Why 20 feet per inch?

This took considerably more thought. Here are 3 separate pieces of evidence why this is the correct scale:

(1) We can do a direct math calculation. If Chainmail is correct that 1:20 mass action works at 1"=30 feet (and I think it does, from a realism perspective), then by halving the men per figure, the overall area covered should also be halved. Say the original area is given on the order of A=s

^{2}(s is the old scale in feet, i.e., 30), that is, s=√A. Then our new scale should be s'=√(A/2). Compute: s'=√(A/2)=√A/√2 = s/√2 ~ 30/1.4 = 21 feet. Round that off to 20 feet for convenience.

(2) We can reason from the size of individual men in the figure. Assume that the 10 men in each figure are arrayed in 2 ranks of 5 men each (that's an important assumption!), and that they take up 3 feet each, shoulder-to-shoulder in formation (historical double-check; 168/56=3). Then compute our resulting scale from that and the figure base size: 3 feet/man × 5 men wide/figure × 1 figure/(0.75 inch) = 20 feet/inch.

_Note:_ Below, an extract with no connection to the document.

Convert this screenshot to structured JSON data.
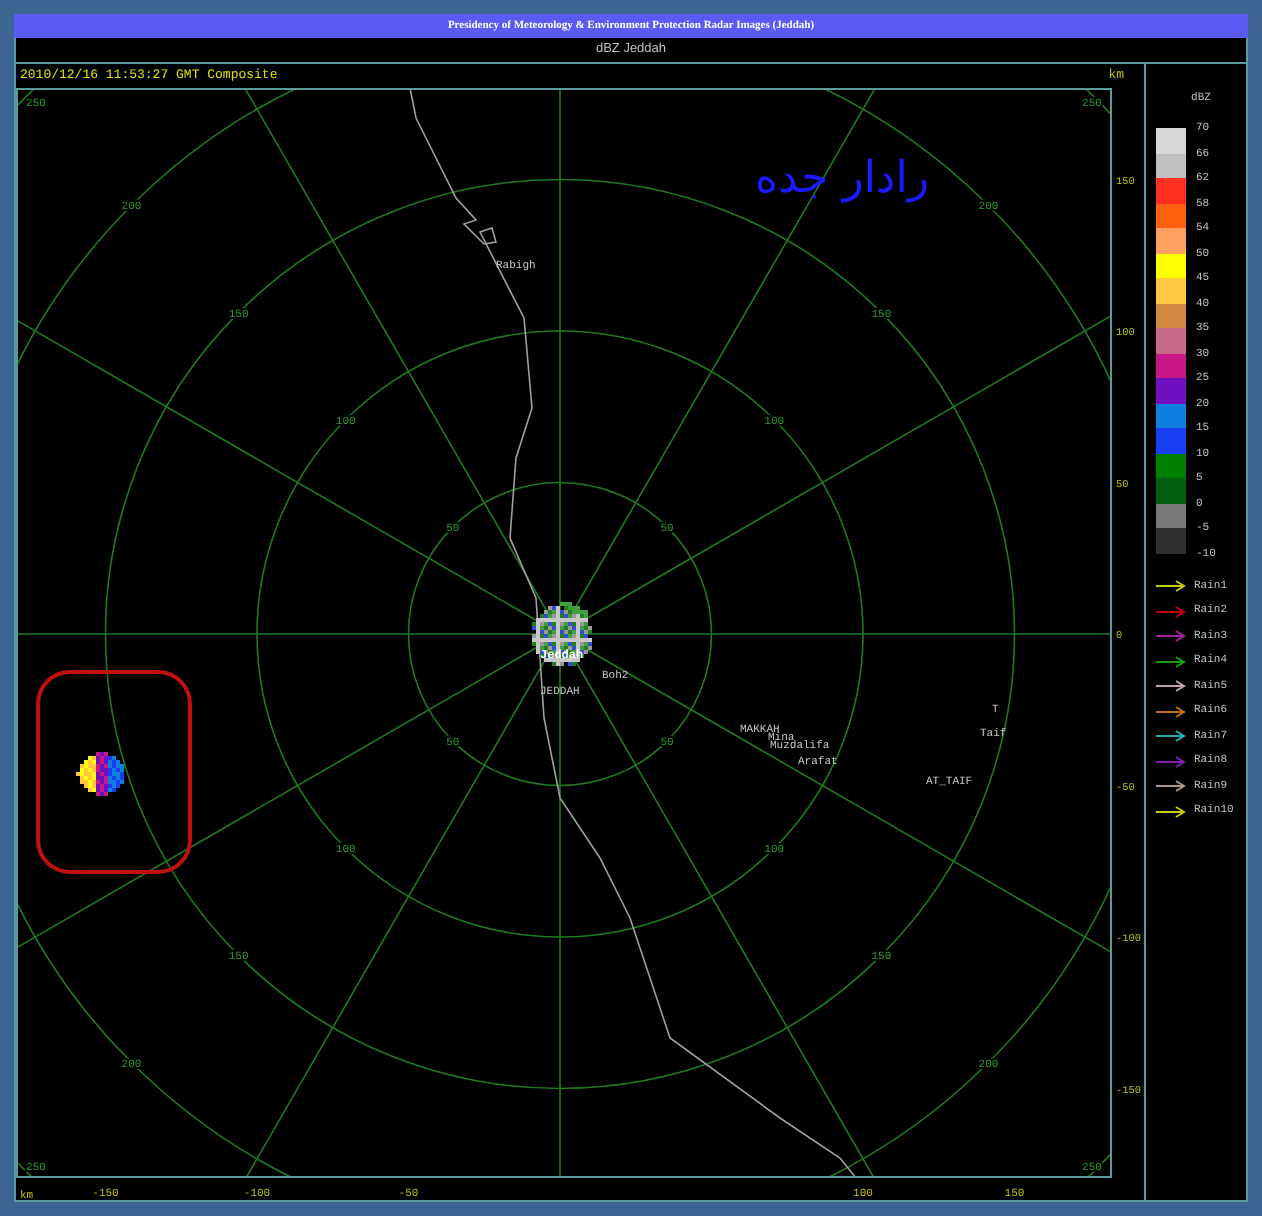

(3) Consider scale ships & castles. (This was an important consideration for my games -- in fact, the original motivation was largely to be able to operate a D&D naval campaign in a reasonable way.) If you make historical ships & castles at a scale of 1"=30 feet, then they're actually too small for the figures we've chosen to stand on top of them. But if you use 1"=20 feet, i.e., larger scale models, then our figures fit beautifully on top of realistic boats, tower-tops, gatehouses, etc. I've tried both, and you really need the latter scale.

Quick example on that last point: To the right you'll see a photo of the main gate and flanking towers of the Keep on the Borderlands, which I modeled at the indicated 1"=20 feet. Note that one figure of crossbowmen nicely fit atop each tower (per the text, there's a total of 8 such men with crossbows in each tower). If the scale were instead 1"=30 feet, then those towers would be smaller by a factor of 2/3, and the figures would no longer fit there.

So -- It looks like 20 feet per inch has a preponderance of evidence in its favor.

Why 30 seconds per turn?

Again, we can reason from Chainmail; if 1:20 action takes place at 1 minute intervals (again, pretty reasonable), then 1:10 action should have turns of about half that length, or 30 seconds. More-or-less.

Or, more importantly: It turns out that the "golden" number of rounds-per-turn for our game is 3; that is, we say that 3 rounds of D&D action is equal to one turn in Book of War. If we use a source like Holmes that says 1 round=10 seconds (the most reasonable that I've seen), then clearly 1 turn=30 seconds here.

One of the really nice things about this is that it's coincidentally (?) about the same as our increase in distance scale, above. If you play D&D at 1"=5 feet (and I do), then our BOW scale is 4 times that (1"=20 feet). And you can see here that our time scale is itself 3 times that of D&D. So I call these numbers "approximately equal", and since we've increased both time & distance by about the same factor, our Movement rates in inches stay the same. If a horse runs 24"/round in D&D, then it runs 24"/turn in Book of War. That simplifies things enormously.

Now, let's say you disagree with my interpretations of D&D scale (like 1 round = 10 sec, per Holmes), and you want to stick with the legacy of 1 round = 1 minute for man-to-man scale. Well, that's not a problem; the far more important issue is that 1 BOW turn = 3 rounds of D&D. So for you, 1 BOW turn is 3 minutes. Everything else stays the same.

Next time: Why the statistics magically work at the conversion rate of 1 BOW turn = 3 D&D rounds.

Love it! Hopefully I'll get around to buying the full book tonight.

ReplyDeleteI love design notes like this. It's a pleasure to see how well thought-out your rules are.

ReplyDeleteHow many pages is the rule book? :)

ReplyDeleteThanks, guys!

ReplyDeleteGeoffrey: The whole book is actually 24 pages. The design notes here (which one might count as the "rest" of the book) are going to be a lot more verbose.